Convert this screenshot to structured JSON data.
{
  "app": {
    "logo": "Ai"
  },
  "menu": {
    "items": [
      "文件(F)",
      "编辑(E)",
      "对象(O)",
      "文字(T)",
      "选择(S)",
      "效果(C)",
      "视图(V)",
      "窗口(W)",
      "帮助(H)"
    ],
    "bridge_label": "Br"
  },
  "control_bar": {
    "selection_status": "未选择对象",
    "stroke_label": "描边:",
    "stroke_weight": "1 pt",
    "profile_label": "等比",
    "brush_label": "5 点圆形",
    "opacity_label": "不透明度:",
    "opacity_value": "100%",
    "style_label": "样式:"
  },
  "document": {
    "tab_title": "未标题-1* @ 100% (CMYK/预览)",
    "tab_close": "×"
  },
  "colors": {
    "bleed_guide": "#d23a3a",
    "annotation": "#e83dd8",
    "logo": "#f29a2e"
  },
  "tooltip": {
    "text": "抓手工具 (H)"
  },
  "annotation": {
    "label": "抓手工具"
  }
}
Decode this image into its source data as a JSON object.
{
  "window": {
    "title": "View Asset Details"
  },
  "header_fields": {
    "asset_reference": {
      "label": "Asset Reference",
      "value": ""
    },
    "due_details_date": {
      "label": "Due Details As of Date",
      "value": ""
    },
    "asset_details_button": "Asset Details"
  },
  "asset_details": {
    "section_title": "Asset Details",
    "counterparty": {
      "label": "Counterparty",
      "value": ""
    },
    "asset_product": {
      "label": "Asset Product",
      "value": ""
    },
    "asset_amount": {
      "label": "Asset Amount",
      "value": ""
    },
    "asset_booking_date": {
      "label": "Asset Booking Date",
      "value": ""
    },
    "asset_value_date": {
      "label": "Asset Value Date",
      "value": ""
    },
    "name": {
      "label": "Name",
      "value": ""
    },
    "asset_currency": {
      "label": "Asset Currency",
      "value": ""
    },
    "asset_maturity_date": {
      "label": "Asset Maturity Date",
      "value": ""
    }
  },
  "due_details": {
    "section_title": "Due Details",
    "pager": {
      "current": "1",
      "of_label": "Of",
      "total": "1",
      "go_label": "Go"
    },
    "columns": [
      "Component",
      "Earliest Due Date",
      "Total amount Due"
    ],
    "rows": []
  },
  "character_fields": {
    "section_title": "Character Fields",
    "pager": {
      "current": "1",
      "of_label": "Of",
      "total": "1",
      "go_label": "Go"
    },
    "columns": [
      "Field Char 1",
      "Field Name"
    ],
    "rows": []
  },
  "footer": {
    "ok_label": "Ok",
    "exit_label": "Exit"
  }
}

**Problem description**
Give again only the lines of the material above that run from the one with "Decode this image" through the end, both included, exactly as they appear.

**Expected answer**
Decode this image into its source data as a JSON object.
{
  "window": {
    "title": "View Asset Details"
  },
  "header_fields": {
    "asset_reference": {
      "label": "Asset Reference",
      "value": ""
    },
    "due_details_date": {
      "label": "Due Details As of Date",
      "value": ""
    },
    "asset_details_button": "Asset Details"
  },
  "asset_details": {
    "section_title": "Asset Details",
    "counterparty": {
      "label": "Counterparty",
      "value": ""
    },
    "asset_product": {
      "label": "Asset Product",
      "value": ""
    },
    "asset_amount": {
      "label": "Asset Amount",
      "value": ""
    },
    "asset_booking_date": {
      "label": "Asset Booking Date",
      "value": ""
    },
    "asset_value_date": {
      "label": "Asset Value Date",
      "value": ""
    },
    "name": {
      "label": "Name",
      "value": ""
    },
    "asset_currency": {
      "label": "Asset Currency",
      "value": ""
    },
    "asset_maturity_date": {
      "label": "Asset Maturity Date",
      "value": ""
    }
  },
  "due_details": {
    "section_title": "Due Details",
    "pager": {
      "current": "1",
      "of_label": "Of",
      "total": "1",
      "go_label": "Go"
    },
    "columns": [
      "Component",
      "Earliest Due Date",
      "Total amount Due"
    ],
    "rows": []
  },
  "character_fields": {
    "section_title": "Character Fields",
    "pager": {
      "current": "1",
      "of_label": "Of",
      "total": "1",
      "go_label": "Go"
    },
    "columns": [
      "Field Char 1",
      "Field Name"
    ],
    "rows": []
  },
  "footer": {
    "ok_label": "Ok",
    "exit_label": "Exit"
  }
}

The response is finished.